* EXERCISE DETAILS *
Every line containing the word "author" is to be copied from the data below.

Start of RECORDS

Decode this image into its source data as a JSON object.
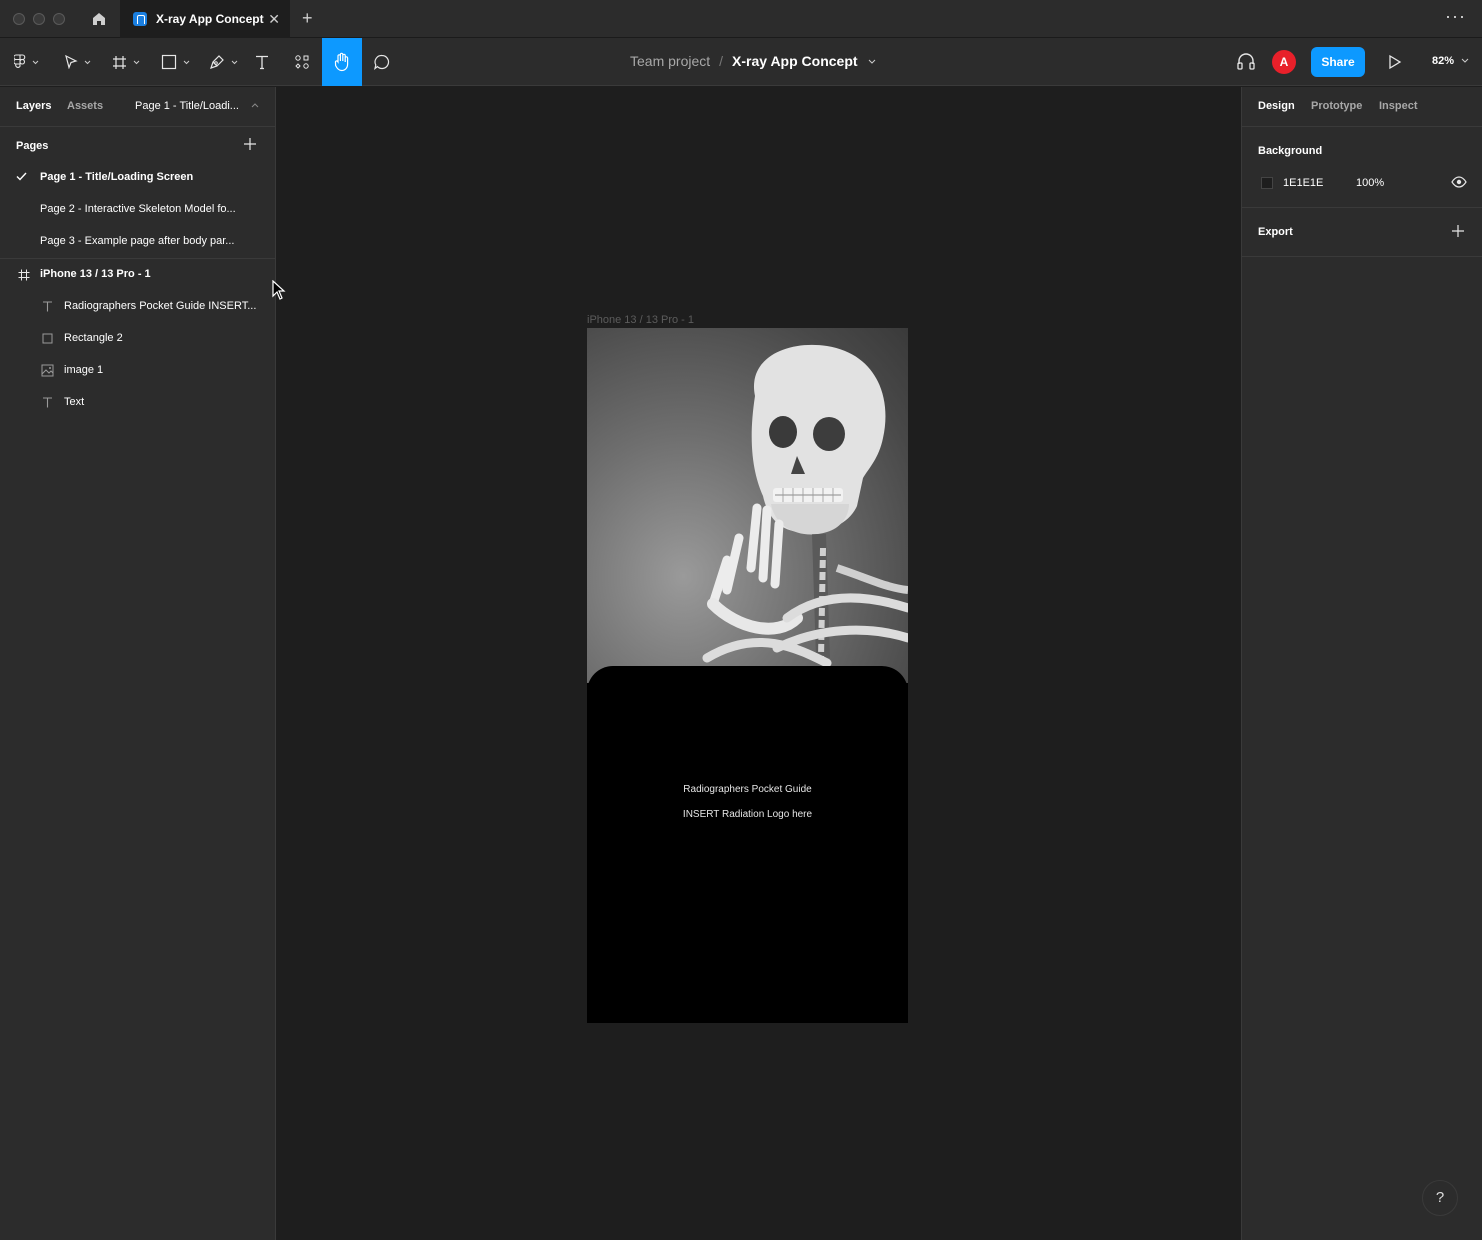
{
  "titlebar": {
    "tab_title": "X-ray App Concept",
    "tab_close": "✕",
    "new_tab": "+",
    "more": "···"
  },
  "toolbar": {
    "breadcrumb_team": "Team project",
    "breadcrumb_separator": "/",
    "breadcrumb_file": "X-ray App Concept",
    "avatar_initial": "A",
    "share_label": "Share",
    "zoom": "82%",
    "active_tool": "hand",
    "accent_color": "#0d99ff"
  },
  "left_panel": {
    "tabs": [
      "Layers",
      "Assets"
    ],
    "page_selector": "Page 1 - Title/Loadi...",
    "pages_title": "Pages",
    "pages": [
      {
        "label": "Page 1 - Title/Loading Screen",
        "selected": true
      },
      {
        "label": "Page 2 - Interactive Skeleton Model fo...",
        "selected": false
      },
      {
        "label": "Page 3 - Example page after body par...",
        "selected": false
      }
    ],
    "frame_layer": "iPhone 13 / 13 Pro - 1",
    "layers": [
      {
        "label": "Radiographers Pocket Guide INSERT...",
        "icon": "text-icon"
      },
      {
        "label": "Rectangle 2",
        "icon": "rectangle-icon"
      },
      {
        "label": "image 1",
        "icon": "image-icon"
      },
      {
        "label": "Text",
        "icon": "text-icon"
      }
    ]
  },
  "canvas": {
    "frame_label": "iPhone 13 / 13 Pro - 1",
    "title_text": "Radiographers Pocket Guide",
    "subtitle_text": "INSERT Radiation Logo here"
  },
  "right_panel": {
    "tabs": [
      "Design",
      "Prototype",
      "Inspect"
    ],
    "background_title": "Background",
    "background_hex": "1E1E1E",
    "background_opacity": "100%",
    "export_title": "Export"
  },
  "help_label": "?"
}
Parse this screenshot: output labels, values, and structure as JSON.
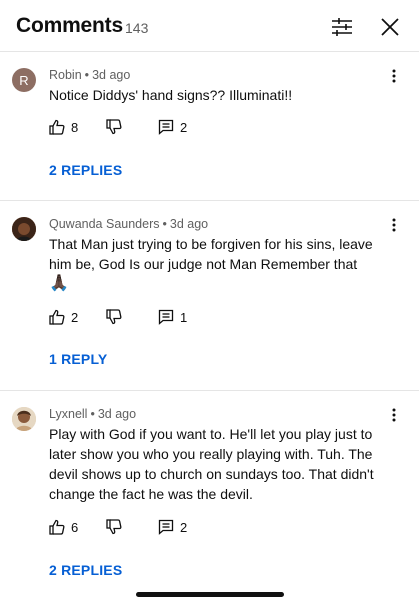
{
  "header": {
    "title": "Comments",
    "count": "143",
    "filter_icon": "sliders-icon",
    "close_icon": "close-icon"
  },
  "comments": [
    {
      "author": "Robin",
      "separator": "•",
      "time": "3d ago",
      "avatar_letter": "R",
      "text": "Notice Diddys' hand signs?? Illuminati!!",
      "likes": "8",
      "replies_count": "2",
      "view_replies": "2 REPLIES"
    },
    {
      "author": "Quwanda Saunders",
      "separator": "•",
      "time": "3d ago",
      "text": "That Man just trying to be forgiven for his sins, leave him be, God Is our judge not Man Remember that",
      "emoji": "🙏🏿",
      "likes": "2",
      "replies_count": "1",
      "view_replies": "1 REPLY"
    },
    {
      "author": "Lyxnell",
      "separator": "•",
      "time": "3d ago",
      "text": "Play with God if you want to. He'll let you play just to later show you who you really playing with. Tuh. The devil shows up to church on sundays too. That didn't change the fact he was the devil.",
      "likes": "6",
      "replies_count": "2",
      "view_replies": "2 REPLIES"
    }
  ],
  "colors": {
    "link": "#065fd4",
    "meta": "#606060",
    "divider": "#e5e5e5"
  }
}
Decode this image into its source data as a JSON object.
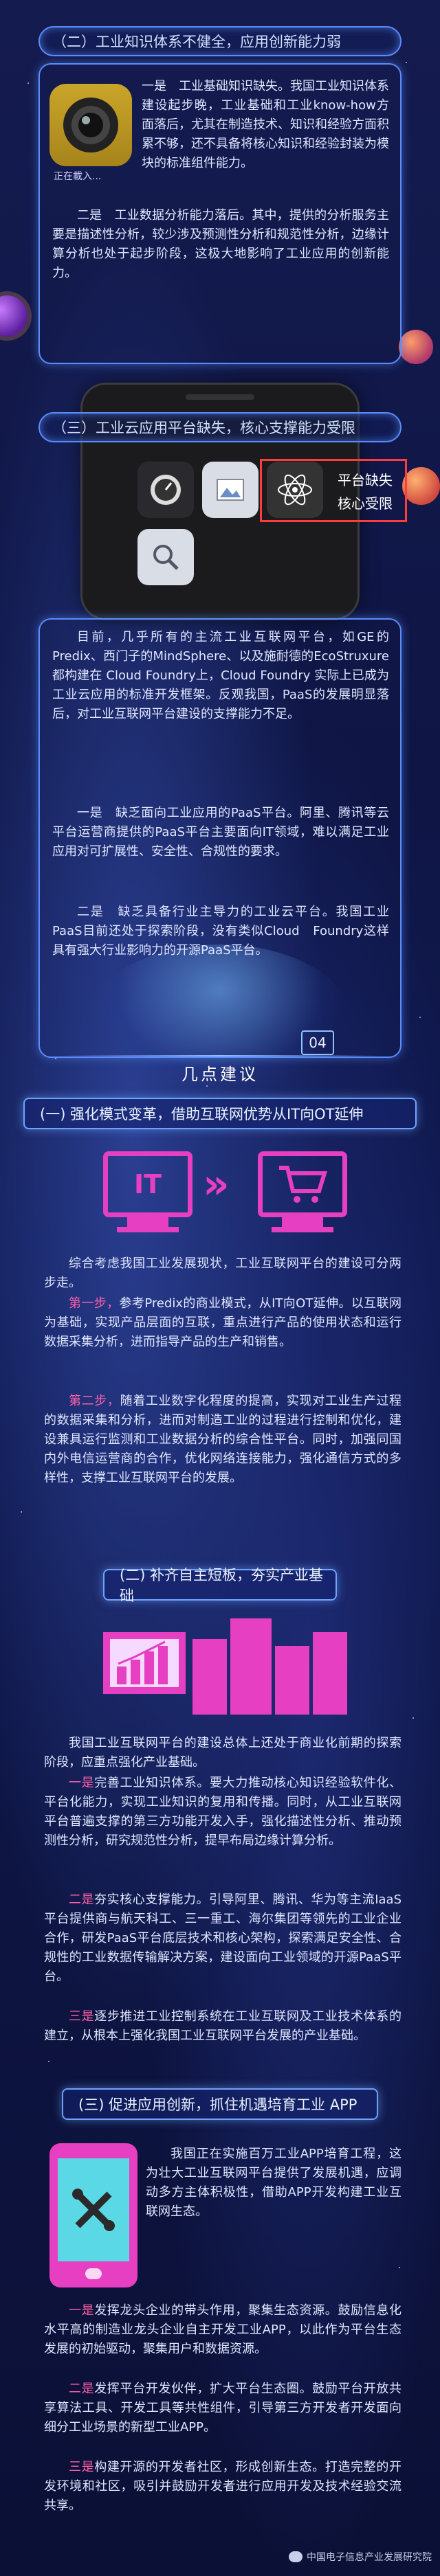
{
  "colors": {
    "accent": "#ff5fa8",
    "frame": "#5b8cff",
    "background": "#0d1238"
  },
  "section2": {
    "title": "（二）工业知识体系不健全，应用创新能力弱",
    "camera_caption": "正在載入...",
    "p1": "一是　工业基础知识缺失。我国工业知识体系建设起步晚，工业基础和工业know-how方面落后，尤其在制造技术、知识和经验方面积累不够，还不具备将核心知识和经验封装为模块的标准组件能力。",
    "p2": "二是　工业数据分析能力落后。其中，提供的分析服务主要是描述性分析，较少涉及预测性分析和规范性分析，边缘计算分析也处于起步阶段，这极大地影响了工业应用的创新能力。"
  },
  "section3": {
    "title": "（三）工业云应用平台缺失，核心支撑能力受限",
    "badge_line1": "平台缺失",
    "badge_line2": "核心受限",
    "p1": "目前，几乎所有的主流工业互联网平台，如GE的Predix、西门子的MindSphere、以及施耐德的EcoStruxure都构建在 Cloud Foundry上，Cloud Foundry 实际上已成为工业云应用的标准开发框架。反观我国，PaaS的发展明显落后，对工业互联网平台建设的支撑能力不足。",
    "p2": "一是　缺乏面向工业应用的PaaS平台。阿里、腾讯等云平台运营商提供的PaaS平台主要面向IT领域，难以满足工业应用对可扩展性、安全性、合规性的要求。",
    "p3": "二是　缺乏具备行业主导力的工业云平台。我国工业PaaS目前还处于探索阶段，没有类似Cloud　Foundry这样具有强大行业影响力的开源PaaS平台。"
  },
  "section4": {
    "number": "04",
    "title": "几点建议",
    "sub1": "(一) 强化模式变革，借助互联网优势从IT向OT延伸",
    "it_label": "IT",
    "s1p1": "综合考虑我国工业发展现状，工业互联网平台的建设可分两步走。",
    "s1p2_lead": "第一步，",
    "s1p2": "参考Predix的商业模式，从IT向OT延伸。以互联网为基础，实现产品层面的互联，重点进行产品的使用状态和运行数据采集分析，进而指导产品的生产和销售。",
    "s1p3_lead": "第二步，",
    "s1p3": "随着工业数字化程度的提高，实现对工业生产过程的数据采集和分析，进而对制造工业的过程进行控制和优化，建设兼具运行监测和工业数据分析的综合性平台。同时，加强同国内外电信运营商的合作，优化网络连接能力，强化通信方式的多样性，支撑工业互联网平台的发展。",
    "sub2": "(二) 补齐自主短板，夯实产业基础",
    "s2p1": "我国工业互联网平台的建设总体上还处于商业化前期的探索阶段，应重点强化产业基础。",
    "s2p2_lead": "一是",
    "s2p2": "完善工业知识体系。要大力推动核心知识经验软件化、平台化能力，实现工业知识的复用和传播。同时，从工业互联网平台普遍支撑的第三方功能开发入手，强化描述性分析、推动预测性分析，研究规范性分析，提早布局边缘计算分析。",
    "s2p3_lead": "二是",
    "s2p3": "夯实核心支撑能力。引导阿里、腾讯、华为等主流IaaS平台提供商与航天科工、三一重工、海尔集团等领先的工业企业合作，研发PaaS平台底层技术和核心架构，探索满足安全性、合规性的工业数据传输解决方案，建设面向工业领域的开源PaaS平台。",
    "s2p4_lead": "三是",
    "s2p4": "逐步推进工业控制系统在工业互联网及工业技术体系的建立，从根本上强化我国工业互联网平台发展的产业基础。",
    "sub3": "(三) 促进应用创新，抓住机遇培育工业 APP",
    "s3p1": "我国正在实施百万工业APP培育工程，这为壮大工业互联网平台提供了发展机遇，应调动多方主体积极性，借助APP开发构建工业互联网生态。",
    "s3p2_lead": "一是",
    "s3p2": "发挥龙头企业的带头作用，聚集生态资源。鼓励信息化水平高的制造业龙头企业自主开发工业APP，以此作为平台生态发展的初始驱动，聚集用户和数据资源。",
    "s3p3_lead": "二是",
    "s3p3": "发挥平台开发伙伴，扩大平台生态圈。鼓励平台开放共享算法工具、开发工具等共性组件，引导第三方开发者开发面向细分工业场景的新型工业APP。",
    "s3p4_lead": "三是",
    "s3p4": "构建开源的开发者社区，形成创新生态。打造完整的开发环境和社区，吸引并鼓励开发者进行应用开发及技术经验交流共享。"
  },
  "footer": {
    "watermark": "中国电子信息产业发展研究院"
  }
}
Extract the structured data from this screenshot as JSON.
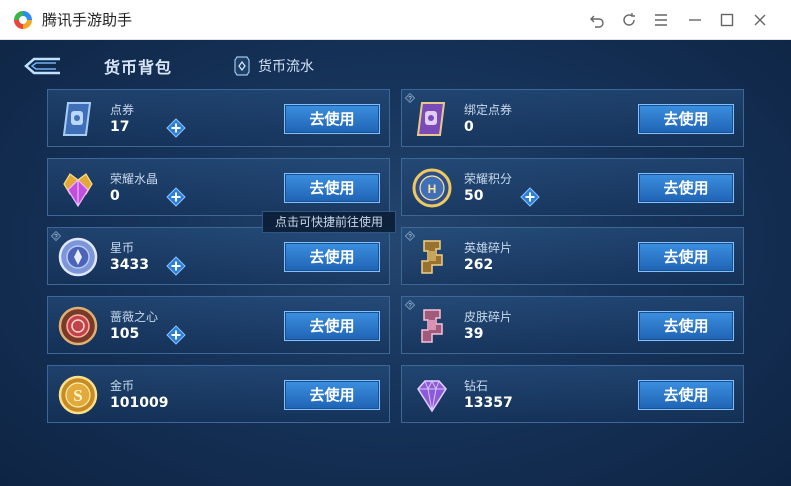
{
  "window": {
    "title": "腾讯手游助手",
    "buttons": [
      "back-icon",
      "refresh-icon",
      "menu-icon",
      "minimize-icon",
      "maximize-icon",
      "close-icon"
    ]
  },
  "header": {
    "active_tab": "货币背包",
    "flow_tab": "货币流水"
  },
  "use_label": "去使用",
  "tooltip": "点击可快捷前往使用",
  "left_items": [
    {
      "name": "点券",
      "value": "17",
      "icon": "coupon-icon"
    },
    {
      "name": "荣耀水晶",
      "value": "0",
      "icon": "crystal-icon"
    },
    {
      "name": "星币",
      "value": "3433",
      "icon": "star-coin-icon"
    },
    {
      "name": "蔷薇之心",
      "value": "105",
      "icon": "rose-heart-icon"
    },
    {
      "name": "金币",
      "value": "101009",
      "icon": "gold-coin-icon"
    }
  ],
  "right_items": [
    {
      "name": "绑定点券",
      "value": "0",
      "icon": "bound-coupon-icon"
    },
    {
      "name": "荣耀积分",
      "value": "50",
      "icon": "honor-points-icon"
    },
    {
      "name": "英雄碎片",
      "value": "262",
      "icon": "hero-fragment-icon"
    },
    {
      "name": "皮肤碎片",
      "value": "39",
      "icon": "skin-fragment-icon"
    },
    {
      "name": "钻石",
      "value": "13357",
      "icon": "diamond-icon"
    }
  ],
  "colors": {
    "background": "#16335a",
    "card_border": "#3d6796",
    "button_top": "#3c8fe0",
    "button_bottom": "#1f63b4",
    "plus": "#2b7fd6"
  }
}
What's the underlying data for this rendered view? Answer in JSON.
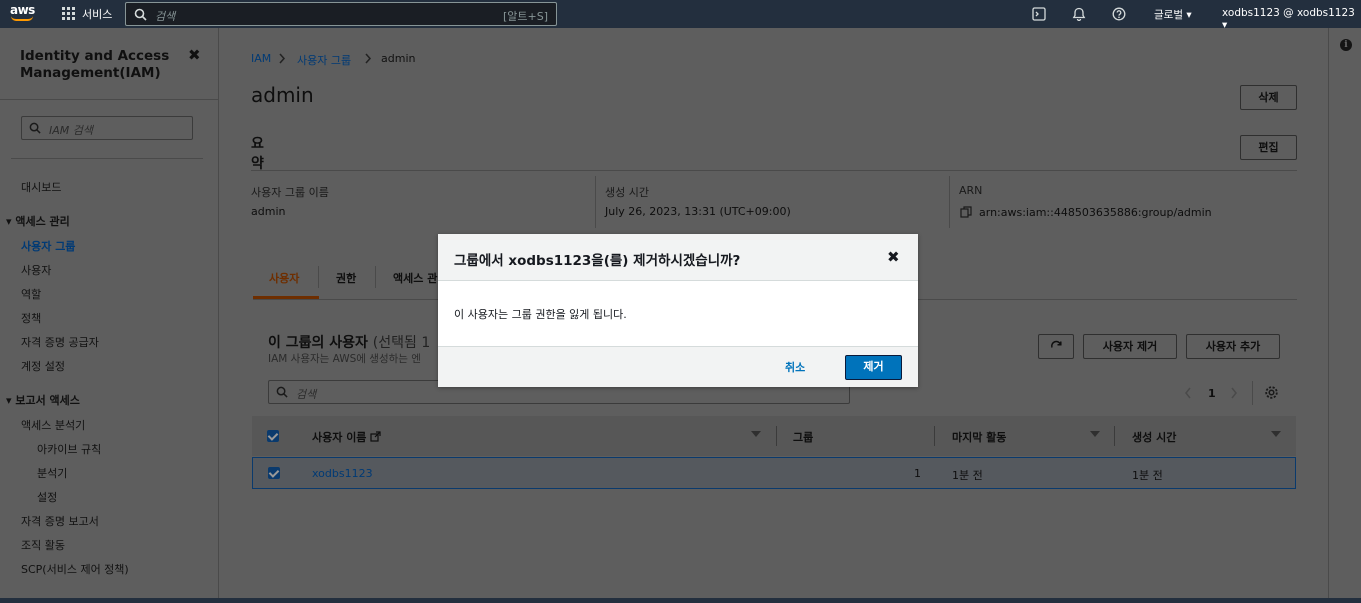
{
  "topnav": {
    "logo": "aws",
    "services": "서비스",
    "search_placeholder": "검색",
    "search_shortcut": "[알트+S]",
    "region": "글로벌 ▾",
    "account": "xodbs1123 @ xodbs1123 ▾"
  },
  "sidebar": {
    "title": "Identity and Access Management(IAM)",
    "close": "✖",
    "search_placeholder": "IAM 검색",
    "dashboard": "대시보드",
    "access_mgmt": {
      "label": "액세스 관리",
      "items": [
        "사용자 그룹",
        "사용자",
        "역할",
        "정책",
        "자격 증명 공급자",
        "계정 설정"
      ]
    },
    "access_report": {
      "label": "보고서 액세스",
      "analyzer": "액세스 분석기",
      "sub_items": [
        "아카이브 규칙",
        "분석기",
        "설정"
      ],
      "items": [
        "자격 증명 보고서",
        "조직 활동",
        "SCP(서비스 제어 정책)"
      ]
    }
  },
  "breadcrumb": {
    "root": "IAM",
    "groups": "사용자 그룹",
    "current": "admin"
  },
  "page": {
    "title": "admin",
    "delete_button": "삭제",
    "summary_title": "요약",
    "edit_button": "편집",
    "summary": {
      "group_name_label": "사용자 그룹 이름",
      "group_name": "admin",
      "created_label": "생성 시간",
      "created": "July 26, 2023, 13:31 (UTC+09:00)",
      "arn_label": "ARN",
      "arn": "arn:aws:iam::448503635886:group/admin"
    },
    "tabs": [
      "사용자",
      "권한",
      "액세스 관"
    ]
  },
  "users_panel": {
    "title": "이 그룹의 사용자",
    "count": "(선택됨 1",
    "subtitle": "IAM 사용자는 AWS에 생성하는 엔",
    "remove_user_button": "사용자 제거",
    "add_user_button": "사용자 추가",
    "search_placeholder": "검색",
    "page_number": "1",
    "columns": [
      "사용자 이름",
      "그룹",
      "마지막 활동",
      "생성 시간"
    ],
    "rows": [
      {
        "name": "xodbs1123",
        "groups": "1",
        "last_activity": "1분 전",
        "created": "1분 전"
      }
    ]
  },
  "modal": {
    "title": "그룹에서 xodbs1123을(를) 제거하시겠습니까?",
    "close": "✖",
    "body": "이 사용자는 그룹 권한을 잃게 됩니다.",
    "cancel": "취소",
    "confirm": "제거"
  },
  "colors": {
    "nav_bg": "#232f3e",
    "primary": "#0073bb",
    "accent_orange": "#ff9900",
    "link": "#0073bb"
  }
}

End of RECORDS

* SOLVED EXERCISE *
      "author": "Robin",
      "author": "Quwanda Saunders",
      "author": "Lyxnell",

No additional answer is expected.